Balancing your riding with a cross-training routine isn’t about finding a way to squeeze everything into your schedule and having a healthy diet 100% of the time. It’s more about finding the right balance of riding, fitness, and nutrition that works for you and your life.
We like to think of cross-training for equestrians as a sliding scale. On one side, you have the motivated beginner rider who is only able to ride 1-2 times per week and may not have their own horse/pony to practice on. For this rider, we typically recommend a well-rounded cross-training routine with strength training and cardio workouts ~5 days per week in addition to a healthy diet.
On the opposite side of the spectrum, we have the professional who rides 5+ horses per day, teaches lessons, shows frequently, and has very little free time or energy. For this rider, we suggest focusing on a healthy diet and incorporating a stretching routine at the beginning or end of each day. Although we believe cross-training is important, it’s more important to prevent extreme fatigue and burnout. It’s all about looking at the big picture and prioritizing your physical and mental health.
Somewhere in the middle of the scale we see our junior or amateur rider who is in school or has a full-time job. Things can get tricky here, and there is a lot of variables that will help determine what balance of riding, fitness and nutrition will work best for you. Finding time to do strength training and cardio workouts when in school or work all day can be difficult. Try to find 1-3 days per week to do a quick at home workout or stretching session.
Balancing a healthy diet with the equestrian lifestyle can be a challenge. We recommend focusing on a diet rich in whole grains, veggies, fruits, and lean proteins like chicken, fish, tofu, etc. There is absolutely nothing wrong with listening to your cravings and indulging in ice cream, pizza, etc. when you want it! It’s all about finding a balance and not restricting yourself from having the foods you crave. It’s also to remember that we are athletes, just like our horses, and food=fuel. If you find yourself feeling excessively fatigued and low on energy after riding, exercising, etc. you may not be eating enough calories.

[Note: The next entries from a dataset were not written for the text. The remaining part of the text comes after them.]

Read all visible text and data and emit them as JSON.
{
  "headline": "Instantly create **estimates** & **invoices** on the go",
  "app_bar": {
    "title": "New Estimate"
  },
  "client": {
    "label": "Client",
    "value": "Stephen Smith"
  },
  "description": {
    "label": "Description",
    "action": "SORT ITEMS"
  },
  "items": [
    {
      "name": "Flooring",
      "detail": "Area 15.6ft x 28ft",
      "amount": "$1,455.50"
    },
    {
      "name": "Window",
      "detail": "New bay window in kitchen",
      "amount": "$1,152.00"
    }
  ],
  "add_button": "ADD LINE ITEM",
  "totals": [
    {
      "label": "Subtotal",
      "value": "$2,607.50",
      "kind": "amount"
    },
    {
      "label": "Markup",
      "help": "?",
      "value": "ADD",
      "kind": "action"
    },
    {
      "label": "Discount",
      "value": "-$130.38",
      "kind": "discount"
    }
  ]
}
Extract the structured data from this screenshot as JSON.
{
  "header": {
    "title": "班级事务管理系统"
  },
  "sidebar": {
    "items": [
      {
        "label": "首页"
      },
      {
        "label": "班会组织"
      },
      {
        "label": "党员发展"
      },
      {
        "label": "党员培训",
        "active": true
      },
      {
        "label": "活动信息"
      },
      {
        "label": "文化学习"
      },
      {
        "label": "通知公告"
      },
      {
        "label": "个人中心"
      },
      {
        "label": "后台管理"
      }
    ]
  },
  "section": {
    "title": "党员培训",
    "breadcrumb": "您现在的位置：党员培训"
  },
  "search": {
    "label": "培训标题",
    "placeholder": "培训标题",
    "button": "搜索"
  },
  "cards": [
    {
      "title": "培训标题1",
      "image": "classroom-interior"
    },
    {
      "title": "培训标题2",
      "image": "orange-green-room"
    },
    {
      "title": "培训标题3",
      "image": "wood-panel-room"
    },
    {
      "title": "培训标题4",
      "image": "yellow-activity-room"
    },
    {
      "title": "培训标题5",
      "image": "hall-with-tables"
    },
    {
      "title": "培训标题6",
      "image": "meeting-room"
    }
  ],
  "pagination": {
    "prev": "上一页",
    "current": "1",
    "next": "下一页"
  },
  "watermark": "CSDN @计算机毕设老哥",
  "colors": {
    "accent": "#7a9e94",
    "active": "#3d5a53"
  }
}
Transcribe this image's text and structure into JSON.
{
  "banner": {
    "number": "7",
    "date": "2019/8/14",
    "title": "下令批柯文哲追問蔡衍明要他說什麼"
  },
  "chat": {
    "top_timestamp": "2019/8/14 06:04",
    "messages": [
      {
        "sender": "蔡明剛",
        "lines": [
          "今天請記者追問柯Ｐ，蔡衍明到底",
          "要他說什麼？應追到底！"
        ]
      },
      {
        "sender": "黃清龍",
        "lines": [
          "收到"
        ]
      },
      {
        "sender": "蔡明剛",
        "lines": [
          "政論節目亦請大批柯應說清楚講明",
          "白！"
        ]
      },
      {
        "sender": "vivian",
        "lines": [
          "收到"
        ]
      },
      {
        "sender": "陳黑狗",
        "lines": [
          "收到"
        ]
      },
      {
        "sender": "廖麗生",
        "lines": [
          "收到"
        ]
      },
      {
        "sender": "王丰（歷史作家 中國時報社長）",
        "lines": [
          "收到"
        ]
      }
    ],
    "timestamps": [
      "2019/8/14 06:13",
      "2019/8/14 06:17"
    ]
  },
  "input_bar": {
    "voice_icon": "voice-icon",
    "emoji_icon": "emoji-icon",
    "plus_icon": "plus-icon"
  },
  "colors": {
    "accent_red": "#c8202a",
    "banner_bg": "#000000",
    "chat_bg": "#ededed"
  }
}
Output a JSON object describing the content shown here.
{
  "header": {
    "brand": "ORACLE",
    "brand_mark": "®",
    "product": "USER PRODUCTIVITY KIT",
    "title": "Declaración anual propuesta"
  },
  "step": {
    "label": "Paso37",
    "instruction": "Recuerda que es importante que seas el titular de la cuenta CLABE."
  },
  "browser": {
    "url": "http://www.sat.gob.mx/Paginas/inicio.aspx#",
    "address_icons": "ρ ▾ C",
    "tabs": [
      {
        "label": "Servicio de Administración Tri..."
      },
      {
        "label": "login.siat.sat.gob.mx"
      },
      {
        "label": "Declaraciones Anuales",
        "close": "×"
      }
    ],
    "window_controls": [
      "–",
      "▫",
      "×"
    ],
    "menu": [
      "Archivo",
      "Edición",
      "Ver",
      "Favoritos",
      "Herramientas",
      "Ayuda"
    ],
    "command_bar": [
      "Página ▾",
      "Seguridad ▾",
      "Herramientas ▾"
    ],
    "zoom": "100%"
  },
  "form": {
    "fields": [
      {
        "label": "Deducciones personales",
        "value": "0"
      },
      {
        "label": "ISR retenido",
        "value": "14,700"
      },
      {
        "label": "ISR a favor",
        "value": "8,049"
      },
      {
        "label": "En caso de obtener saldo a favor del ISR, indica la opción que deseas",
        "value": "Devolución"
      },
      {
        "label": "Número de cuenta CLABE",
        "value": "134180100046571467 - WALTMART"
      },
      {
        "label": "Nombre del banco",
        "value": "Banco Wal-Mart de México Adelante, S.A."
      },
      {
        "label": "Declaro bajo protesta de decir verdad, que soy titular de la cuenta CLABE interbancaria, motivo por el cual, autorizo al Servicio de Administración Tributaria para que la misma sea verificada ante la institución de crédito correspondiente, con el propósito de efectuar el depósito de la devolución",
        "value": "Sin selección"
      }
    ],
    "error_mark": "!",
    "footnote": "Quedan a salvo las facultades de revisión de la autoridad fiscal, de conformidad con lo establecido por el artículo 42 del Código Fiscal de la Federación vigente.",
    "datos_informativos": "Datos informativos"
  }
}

We recommend seeing a registered dietician or checking out The Fit Equestrian’s 1-on-1 counseling sessions to learn more about your personal nutritional needs.
What works for you right now may not work for you in six months. Changes like transitioning from high school to college, starting a new job, riding a new horse, showing more or less frequently, and more can affect your balance of riding, fitness, and nutrition more than you may think. Maybe you spent all summer riding three horses every day and showing every weekend. Getting to the gym was probably low on your list of priorities. Now, you’re back at college in the fall riding 1-2 times per week on your college team, but eager to continue improving and stay in shape. This rider would greatly benefit from starting a cross-training routine and exercising 4-5 times per week, even though they didn’t need to all summer.
You know yourself better than anyone else, and it’s important to listen to your body! Do what feels right for you and your personal goals.
About The Fit Equestrian: Founded by Lauren Mahr, The Fit Equestrian provides exercise + nutrition guidance for equestrian athletes to help release their full potential in the saddle and inspire a healthy + happy lifestyle. We believe in cross-training and eating whole foods, but we also believe in balance and eating dessert.